* Provided entries
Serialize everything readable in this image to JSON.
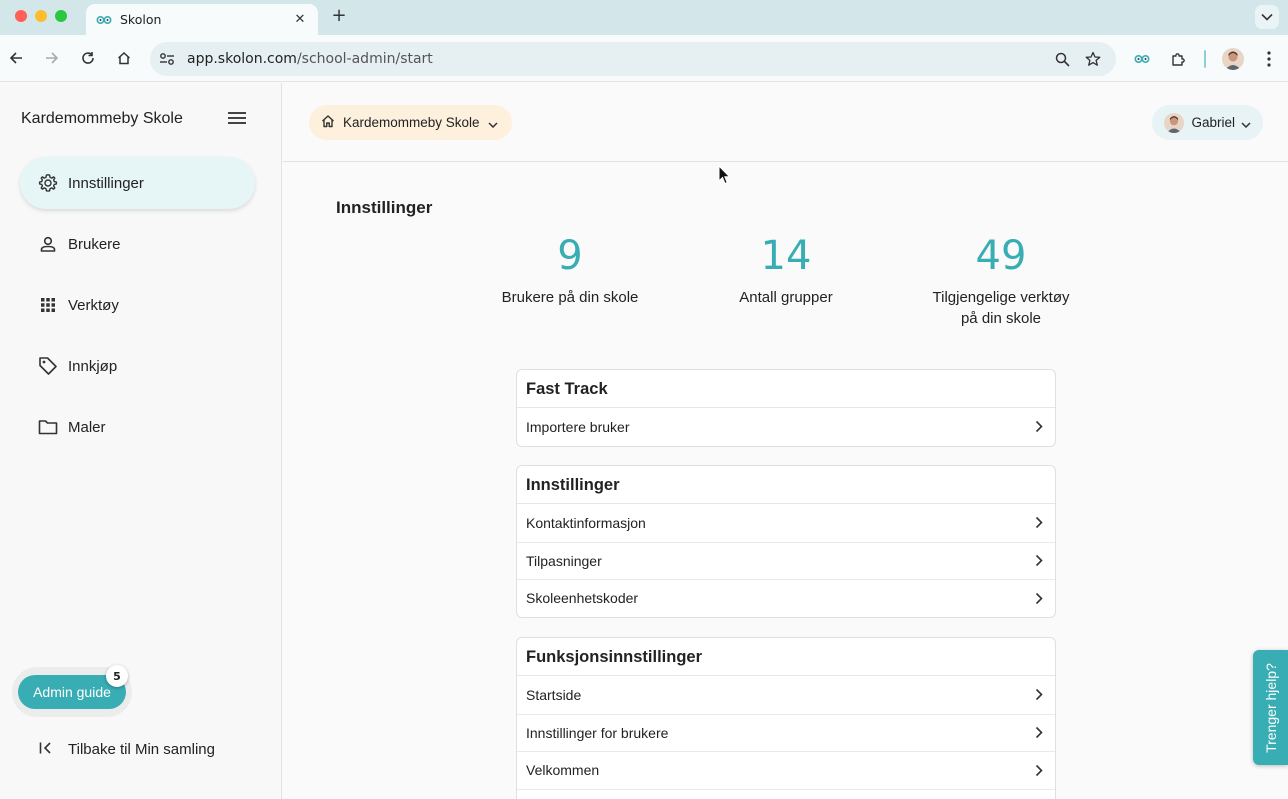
{
  "browser": {
    "tab_title": "Skolon",
    "new_tab": "+",
    "url_host": "app.skolon.com",
    "url_path": "/school-admin/start"
  },
  "sidebar": {
    "school_name": "Kardemommeby Skole",
    "items": [
      {
        "label": "Innstillinger",
        "icon": "gear-icon",
        "active": true
      },
      {
        "label": "Brukere",
        "icon": "person-icon",
        "active": false
      },
      {
        "label": "Verktøy",
        "icon": "apps-grid-icon",
        "active": false
      },
      {
        "label": "Innkjøp",
        "icon": "tag-icon",
        "active": false
      },
      {
        "label": "Maler",
        "icon": "folder-icon",
        "active": false
      }
    ],
    "admin_guide_label": "Admin guide",
    "admin_guide_badge": "5",
    "back_label": "Tilbake til Min samling"
  },
  "topbar": {
    "school_select": "Kardemommeby Skole",
    "user_name": "Gabriel"
  },
  "main": {
    "title": "Innstillinger",
    "stats": [
      {
        "value": "9",
        "label": "Brukere på din skole"
      },
      {
        "value": "14",
        "label": "Antall grupper"
      },
      {
        "value": "49",
        "label": "Tilgjengelige verktøy på din skole"
      }
    ],
    "cards": [
      {
        "title": "Fast Track",
        "rows": [
          "Importere bruker"
        ]
      },
      {
        "title": "Innstillinger",
        "rows": [
          "Kontaktinformasjon",
          "Tilpasninger",
          "Skoleenhetskoder"
        ]
      },
      {
        "title": "Funksjonsinnstillinger",
        "rows": [
          "Startside",
          "Innstillinger for brukere",
          "Velkommen"
        ]
      }
    ]
  },
  "help_tab": "Trenger hjelp?",
  "colors": {
    "accent": "#38adb3",
    "school_select_bg": "#fdf0dc",
    "active_nav_bg": "#e6f5f6"
  }
}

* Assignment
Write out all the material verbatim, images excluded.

* Exercise result
Serialize everything readable in this image to JSON.
{
  "browser": {
    "tab_title": "Skolon",
    "new_tab": "+",
    "url_host": "app.skolon.com",
    "url_path": "/school-admin/start"
  },
  "sidebar": {
    "school_name": "Kardemommeby Skole",
    "items": [
      {
        "label": "Innstillinger",
        "icon": "gear-icon",
        "active": true
      },
      {
        "label": "Brukere",
        "icon": "person-icon",
        "active": false
      },
      {
        "label": "Verktøy",
        "icon": "apps-grid-icon",
        "active": false
      },
      {
        "label": "Innkjøp",
        "icon": "tag-icon",
        "active": false
      },
      {
        "label": "Maler",
        "icon": "folder-icon",
        "active": false
      }
    ],
    "admin_guide_label": "Admin guide",
    "admin_guide_badge": "5",
    "back_label": "Tilbake til Min samling"
  },
  "topbar": {
    "school_select": "Kardemommeby Skole",
    "user_name": "Gabriel"
  },
  "main": {
    "title": "Innstillinger",
    "stats": [
      {
        "value": "9",
        "label": "Brukere på din skole"
      },
      {
        "value": "14",
        "label": "Antall grupper"
      },
      {
        "value": "49",
        "label": "Tilgjengelige verktøy på din skole"
      }
    ],
    "cards": [
      {
        "title": "Fast Track",
        "rows": [
          "Importere bruker"
        ]
      },
      {
        "title": "Innstillinger",
        "rows": [
          "Kontaktinformasjon",
          "Tilpasninger",
          "Skoleenhetskoder"
        ]
      },
      {
        "title": "Funksjonsinnstillinger",
        "rows": [
          "Startside",
          "Innstillinger for brukere",
          "Velkommen"
        ]
      }
    ]
  },
  "help_tab": "Trenger hjelp?",
  "colors": {
    "accent": "#38adb3",
    "school_select_bg": "#fdf0dc",
    "active_nav_bg": "#e6f5f6"
  }
}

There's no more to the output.